In addition, it is established as a matter of public policy that a private detective agency should be held responsible for damages sustained as a result of its "wilful, malicious and wrongful act" (General Business Law, @ 74, subd 1, par [b]), including damages which may be suffered by third persons (Lamb v United States Fid. & Guar. Co., 162 NYS 138; see, also, Schauder v Weiss, 276 App Div 967, mot for lv to app den 276 App Div 1022).

The good faith and reasonable care in conducting investigations and in rendering reports, which is required by law as a condition for the continuation of a private investigator's license, would seem to measure the duty of Doyle Detective in this action (see Advance Detective Bur. v Lomenzo, 24 AD2d 417, 418).

Even if it did not, it would certainly seem that, at the very least, the theory of liability in this case would be similar to that which makes a mercantile agency responsible in damages for falsely reporting to its subscribers financial information of a third person. It is true that a lawsuit in such case would be based upon libel or slander and subject to such an action's rigorous limitations, which require not only that the statements be false but that the agency was motivated by express malice or actual ill will or that the information in its credit report demonstrates wanton and reckless negligence (see Sunderlin v Bradstreet, 46 NY 188; Sondak v Dun & Bradstreet, 39 Misc 2d 13). Nevertheless, if privilege is not shown, the law imposes a duty upon mercantile agencies of using care in obtaining credit information from a third person and reporting it correctly to its subscribers.

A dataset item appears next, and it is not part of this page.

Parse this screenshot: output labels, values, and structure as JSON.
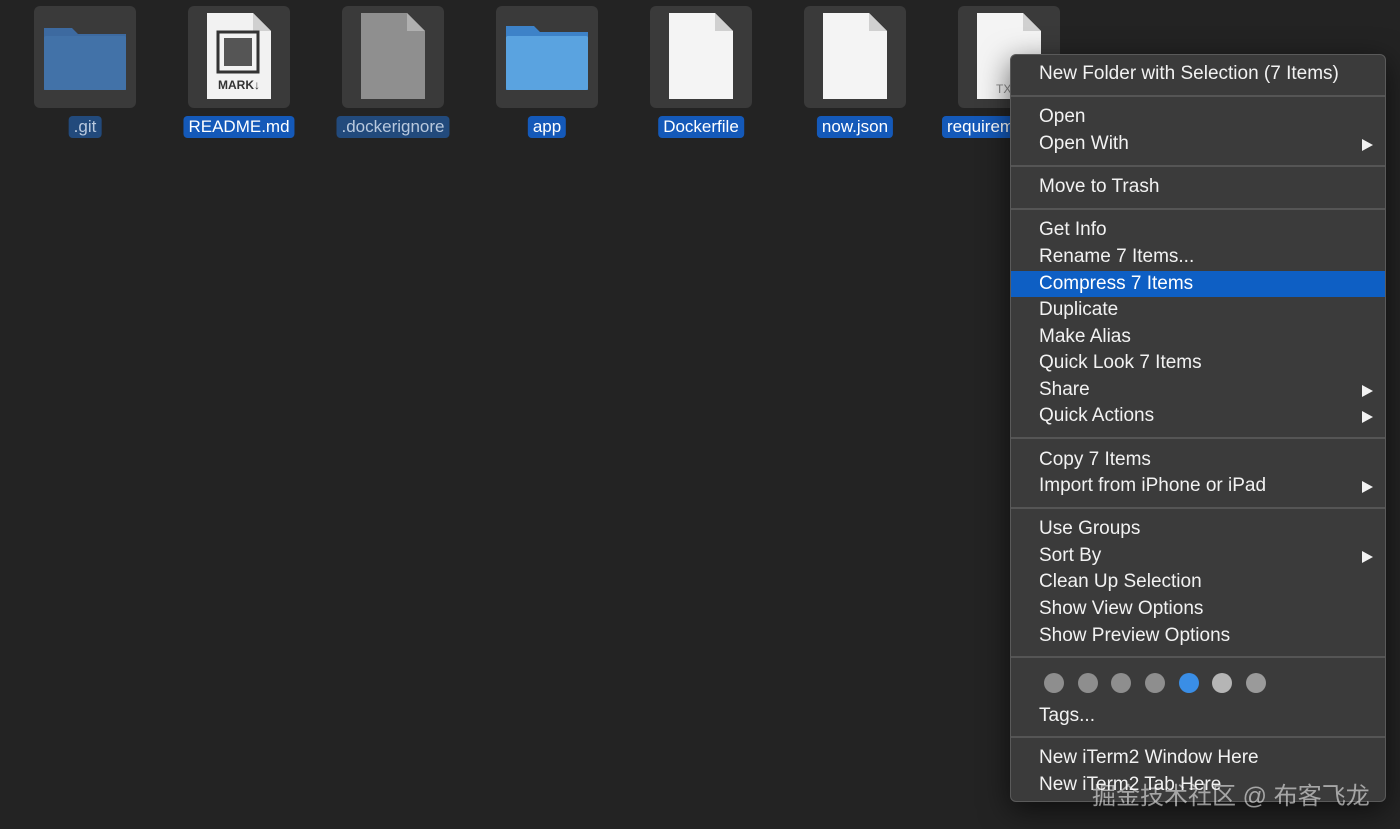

It would seem that, at the very least, a similar nexus exists here between Doyle Detective and Guy Zampatori, who was tested not once, but twice, and whose damage by a false report of negligently administered polygraph was reasonably foreseeable.

The fact that privity did not exist between Guy Zampatori and Doyle Detective is not dispositive. Whether acting as an agent or as an independent contractor on behalf of the principal who hired him, a party may not escape liability simply because he was acting at the time at the behest of his principal. Tort liability is not based upon nor limited by a contractual relationship. Rather, it depends upon the common-law obligation that every person must so act as not to injure another. Similarly, the duty to act and to speak with care need not be stated in terms of contract or privity, since it is a duty imposed by law (see White v Guarente, 43 NY2d 356, supra; Glanzer v Shepard, 233 NY 236, supra).

Although UPS denies that it relied on the polygraph results in making its decision to terminate Guy Zampatori's employment, that question should properly be tested and decided by the trier of fact. The employer's denial should not, without more, be accepted by the court as a matter of law.

Defendant's motion is, therefore, denied at this time without prejudice to its renewal after discovery, including an examination of the polygraph test results by the plaintiffs, has been completed.